‌Listening to the music you create on Flat has inspired me. I want to share with our community some reviews about wonderful songs that I have found on the platform. This is an opportunity to get to know Flat's composers, and to get their amazing songs across.

For this first review, let’s talk about The Sorrow Remains by Yoni.

I remember Pierre, our CEO, telling me, in my first days at Flat, that I would discover wonderful composers on the platform. He was right!

I've been listening to some great songs that I have found. To my surprise, when I approached the team to show them the scores, they already knew them. We feel proud to have this great community of composers creating art and such beautiful music.

We listen to the music you write.

I went to the Discover section. I randomly chose Yoni's composition. Honestly, I skipped the description and just clicked on play. I was pleasantly surprised by an unexpected change in the middle of the song. That triggered my curiosity. I went to read the description and what a description it was. It was short story about the overwhelming and beautiful condition of being alive.

''I just find myself sitting at the piano whenever I have a‌‌ feeling or an idea that needs to be expressed in a way where words fail. I‌‌ sit. I play. When something takes hold of me, I stick with it for a bit,‌‌and then record myself playing it. Then I move it to Flat, and let the‌‌ music take me where it will''

After reading the description, I listened again. I closed my eyes, and the story was being projected like a movie in my imagination. I could feel the pain of the character. Then, I decided to look carefully into the written music.
The song starts in Eb minor key with a Largo tempo. Considering what we discussed in the article ''How to project emotions trough music: Choosing the key'' , this gives you a clue about the feeling behind the composition.

Yoni himself told us that:

''The song started with a somber feeling, musically speaking''

The song starts with the piano alone with a constant and reflexive melody that recalls the character's inevitable destiny. In some measures, the final notes of the melody are different, eliciting a feeling of dispossession.

Also, some alterations show up, subtle gleams. For instance, D# is included by the composer, which generates tension and evokes the need for a change.

The first instrument layer is the contrabass, which accentuates the depth of the song. Then, the other strings and percussion join.  The rhythm is constant, creating expectations. You know that something is going to happen, and it does. Yoni majestically changes the key of the song from Eb minor to Eb major.

I loved that change!

In section D, there is a thirty-notes fall sequence, bringing dynamism to the song, and recalling the inevitable fall of the character. The song is back in the minor key.

I want to point out that the key changes are made with harmonic elegance by Yoni. For instance, he uses Bb as a connector to go from Eb minor to Eb major. Bb is the V degree of both scales, which makes the modulation subtle and eloquent.

''I felt a change was needed, so I sat down at the piano. I never know what will come, I just start with a feeling, start playing, and see what evolves...I let the music – and the feelings it brings out in me – lead''

The constant melody returns. But this time, and until the end of the song, the piano is no longer alone.

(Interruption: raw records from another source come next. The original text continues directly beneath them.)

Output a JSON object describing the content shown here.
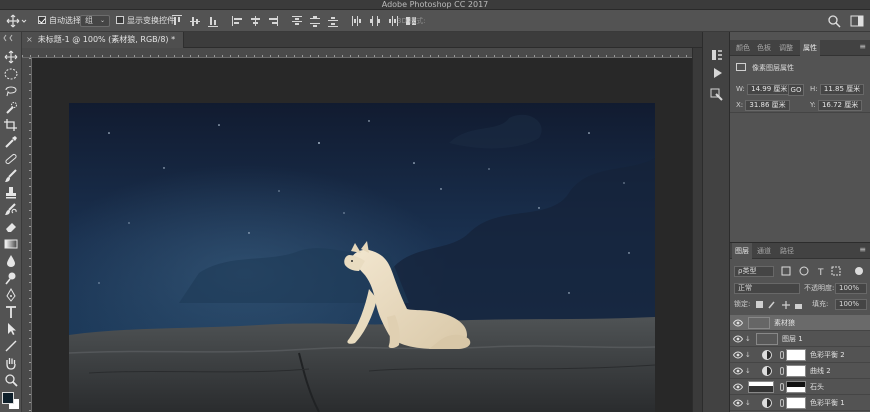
{
  "app": {
    "title": "Adobe Photoshop CC 2017"
  },
  "options_bar": {
    "auto_select_label": "自动选择:",
    "auto_select_checked": true,
    "auto_select_value": "组",
    "show_transform_label": "显示变换控件",
    "show_transform_checked": false,
    "mode_3d_label": "3D 模式:",
    "icons": [
      "move-tool-icon",
      "align-top-icon",
      "align-vcenter-icon",
      "align-bottom-icon",
      "align-left-icon",
      "align-hcenter-icon",
      "align-right-icon",
      "distribute-icons",
      "search-icon",
      "workspace-icon"
    ]
  },
  "document": {
    "tab_close": "×",
    "tab_title": "未标题-1 @ 100% (素材狼, RGB/8) *"
  },
  "tools": [
    "move",
    "marquee",
    "lasso",
    "quick-select",
    "crop",
    "eyedropper",
    "healing",
    "brush",
    "clone-stamp",
    "history-brush",
    "eraser",
    "gradient",
    "blur",
    "dodge",
    "pen",
    "type",
    "path-select",
    "line",
    "hand",
    "zoom"
  ],
  "colors": {
    "foreground": "#0e1f2a",
    "background": "#ffffff",
    "sky_top": "#121d33",
    "sky_mid": "#1b3455",
    "rock": "#3f4142"
  },
  "properties_panel": {
    "tabs": [
      "颜色",
      "色板",
      "调整",
      "属性"
    ],
    "active_tab": "属性",
    "menu_icon": "≡",
    "layer_type": "像素图层属性",
    "w_label": "W:",
    "w_value": "14.99 厘米",
    "link_glyph": "GO",
    "h_label": "H:",
    "h_value": "11.85 厘米",
    "x_label": "X:",
    "x_value": "31.86 厘米",
    "y_label": "Y:",
    "y_value": "16.72 厘米"
  },
  "layers_panel": {
    "tabs": [
      "图层",
      "通道",
      "路径"
    ],
    "active_tab": "图层",
    "menu_icon": "≡",
    "filter_value": "ρ类型",
    "blend_mode": "正常",
    "opacity_label": "不透明度:",
    "opacity_value": "100%",
    "lock_label": "锁定:",
    "fill_label": "填充:",
    "fill_value": "100%",
    "layers": [
      {
        "name": "素材狼",
        "kind": "pixel",
        "selected": true
      },
      {
        "name": "图层 1",
        "kind": "pixel-clipped",
        "selected": false
      },
      {
        "name": "色彩平衡 2",
        "kind": "adjustment",
        "selected": false
      },
      {
        "name": "曲线 2",
        "kind": "adjustment",
        "selected": false
      },
      {
        "name": "石头",
        "kind": "pixel-masked",
        "selected": false
      },
      {
        "name": "色彩平衡 1",
        "kind": "adjustment",
        "selected": false
      }
    ]
  }
}
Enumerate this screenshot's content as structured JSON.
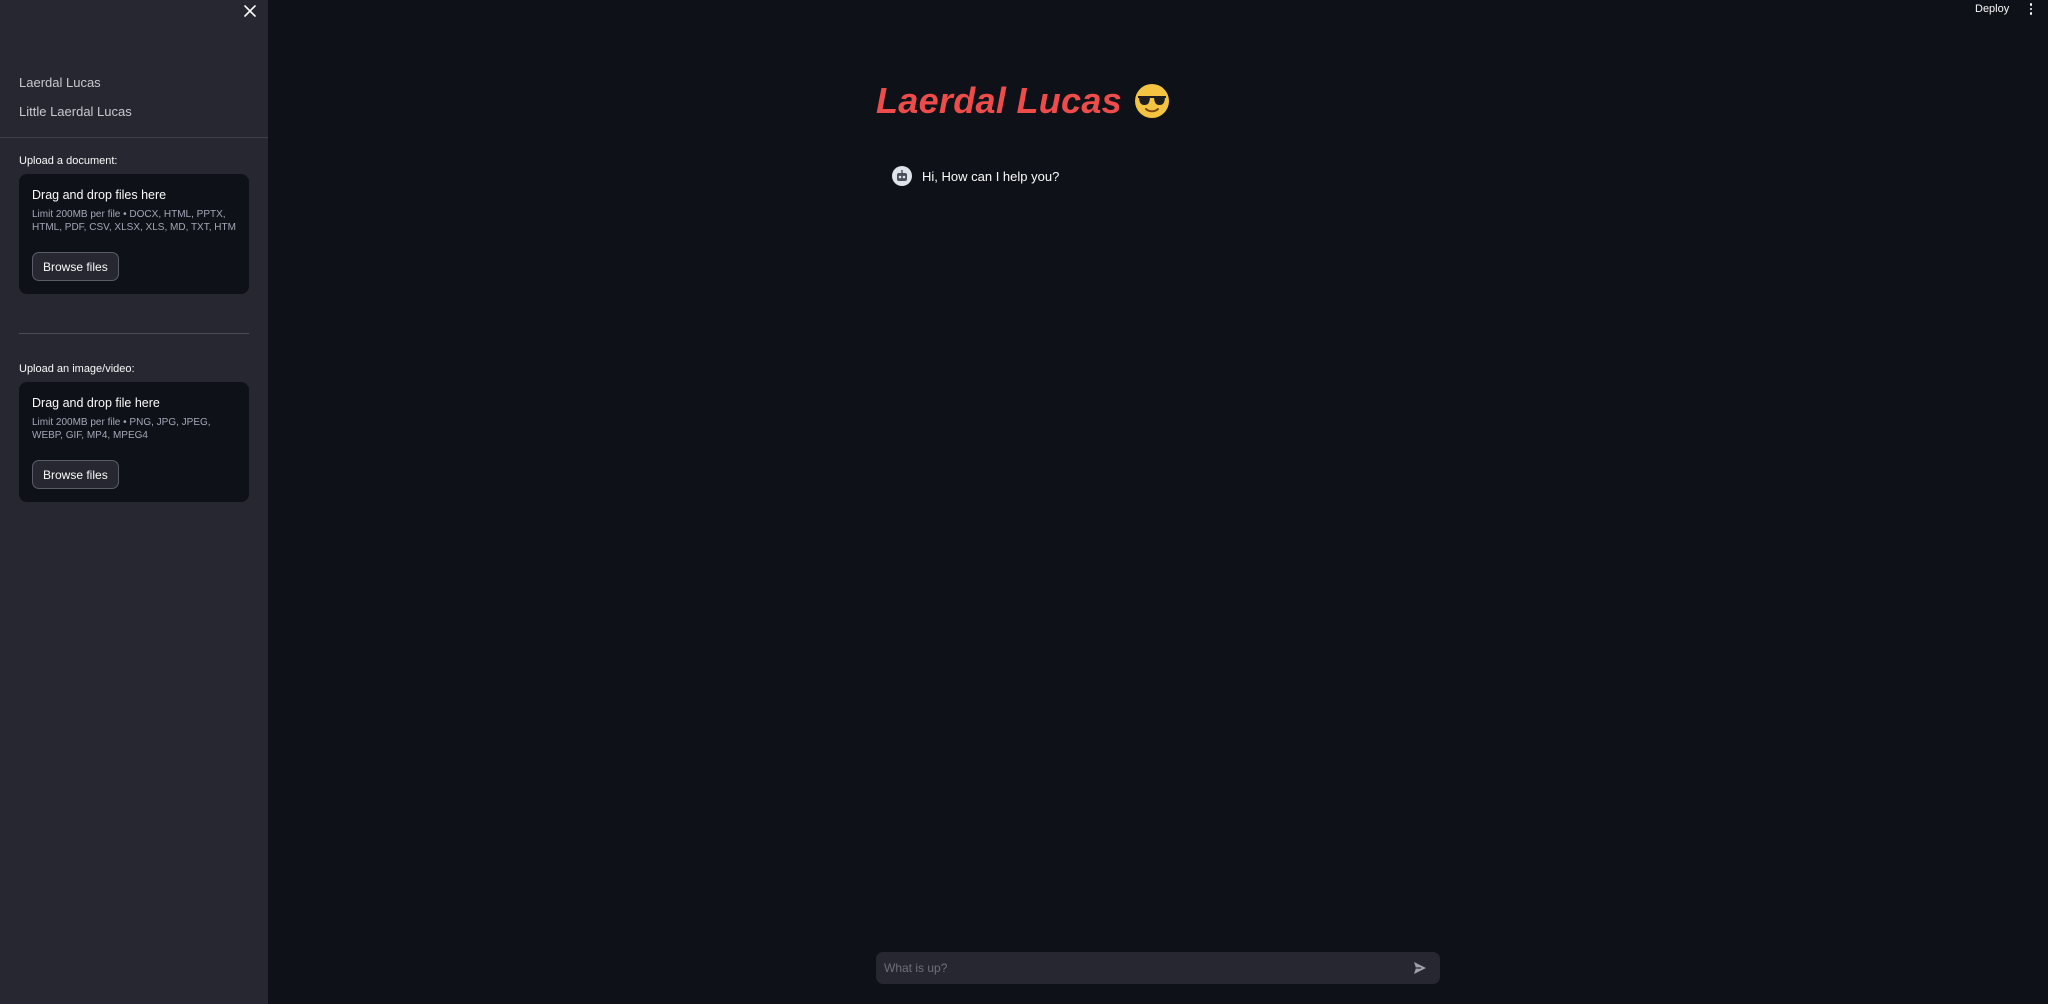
{
  "sidebar": {
    "nav_items": [
      {
        "label": "Laerdal Lucas"
      },
      {
        "label": "Little Laerdal Lucas"
      }
    ],
    "document_upload": {
      "label": "Upload a document:",
      "title": "Drag and drop files here",
      "limit_text": "Limit 200MB per file • DOCX, HTML, PPTX, HTML, PDF, CSV, XLSX, XLS, MD, TXT, HTM",
      "button_label": "Browse files"
    },
    "media_upload": {
      "label": "Upload an image/video:",
      "title": "Drag and drop file here",
      "limit_text": "Limit 200MB per file • PNG, JPG, JPEG, WEBP, GIF, MP4, MPEG4",
      "button_label": "Browse files"
    }
  },
  "header": {
    "deploy_label": "Deploy"
  },
  "main": {
    "title": "Laerdal Lucas",
    "title_icon": "sunglasses-emoji-icon",
    "messages": [
      {
        "text": "Hi, How can I help you?",
        "avatar": "robot-avatar-icon"
      }
    ],
    "chat_input": {
      "placeholder": "What is up?"
    }
  },
  "colors": {
    "background": "#0e1117",
    "sidebar": "#262730",
    "title": "#ee4b4b"
  }
}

This evokes a change of perception and acceptance.

''The sorrow remains, but his next footsteps are not taken without hope. And so he continues on his long walk of life, towards destinations unknown, but no longer unwelcome''

I honestly loved the sound of this song. This is partly due to Corentin, our Audio Engineer, and his amazing work on the new piano.

I reached out to Yoni to get to know him a little and find out what inspires him as a composer.He is a kind person, and an intuitive and experienced composer. He has eclectic influences, which gives him a rich musical lexicon while composing.

About The Sorrow Remains, Yoni said that he had been learning the 1st‌‌ movement of Beethoven’s *Moonlight Sonata*, and that emotional‌‌ baggage triggered his song

I am always curious about creative processes. In this case, I wondered if the short story was inspired by the song or the other way around. It happened simultaneously for Yoni.

''Honestly, the song was nearly finished when I wrote that, though the idea
was already in my head. I was at my children’s karate lesson, when I
realized that I had no WiFi available to compose. So, instead, I wrote the
accompanying story on my phone''

Pretty interesting, isn't it?

I urge you to listen to The Sorrow Remains if you haven't done it yet.

Thanks Yoni for your amazing creations and for being part of Flat's community.

Sincerely,